What made these new lands different from most others, though, was undoubtedly the fact they were already occupied by hundreds of hunting camps. This was not simply opening up vast acreages of forest that had been previously denied to the public-at-large, but driving out the leaseholders who were already there. One can rightly argue that as public lands they will serve more people and provide all sorts of wilderness-based benefits, but I’m sure it still stings for the minority who find themselves at the losing end of the equation.
The Adirondack legacy of former New York Governor Andrew Cuomo is more than just a land acquisition and a failed snowmobile master plan. The one project that can be fully attributed to Cuomo involved a mine, a protected wilderness, and a highly controversial amendment to the state’s constitution that allowed one to gain access to the other.
The preferred method for preserving the “Cotton Lake Wilderness” as a state-recognized wilderness is to remove the quotation marks – for the APA board to take definitive action and reclassify the land per the procedures set in place by the SLMP. Doing so would elevate Cotton Lake to equal status with the nearby West Canada Lake and Ha-de-ron-dah areas.
As he ate the moose slowly moved toward shore, unperturbed by his mucky environment, his ears occasionally flicking away a nuisance fly. From what I could make out through the camera’s viewfinder his bulbous nose spent much time in the water. Then he would lift his head up, displaying his broad rack like hands splayed in supplication. They looked ponderous, an evolutionary over-indulgence, even if I already knew that evolution had produced much larger racks on other cervids lost to extinction.

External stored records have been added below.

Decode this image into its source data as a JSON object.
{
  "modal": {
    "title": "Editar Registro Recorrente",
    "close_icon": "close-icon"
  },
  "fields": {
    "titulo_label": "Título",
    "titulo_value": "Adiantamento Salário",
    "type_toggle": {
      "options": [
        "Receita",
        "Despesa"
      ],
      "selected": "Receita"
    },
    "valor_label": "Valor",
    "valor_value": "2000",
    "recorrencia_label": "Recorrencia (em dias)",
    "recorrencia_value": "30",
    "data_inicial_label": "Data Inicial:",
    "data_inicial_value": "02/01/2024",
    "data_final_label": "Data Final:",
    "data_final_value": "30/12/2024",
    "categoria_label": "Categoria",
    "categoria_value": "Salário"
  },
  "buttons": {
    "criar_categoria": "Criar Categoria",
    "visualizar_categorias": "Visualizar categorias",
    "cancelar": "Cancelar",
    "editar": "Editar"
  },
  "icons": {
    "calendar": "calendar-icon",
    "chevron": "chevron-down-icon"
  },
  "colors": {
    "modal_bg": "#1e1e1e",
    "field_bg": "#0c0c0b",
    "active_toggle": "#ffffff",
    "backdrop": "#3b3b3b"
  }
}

The Cataract Club was not a formal organization with charter members and bylaws. There was no tar-paper cabin standing on a paper company lease. The camp was a surplus Army squad tent erected each season on the same campsite located high in a valley on the back side of Eleventh Mountain.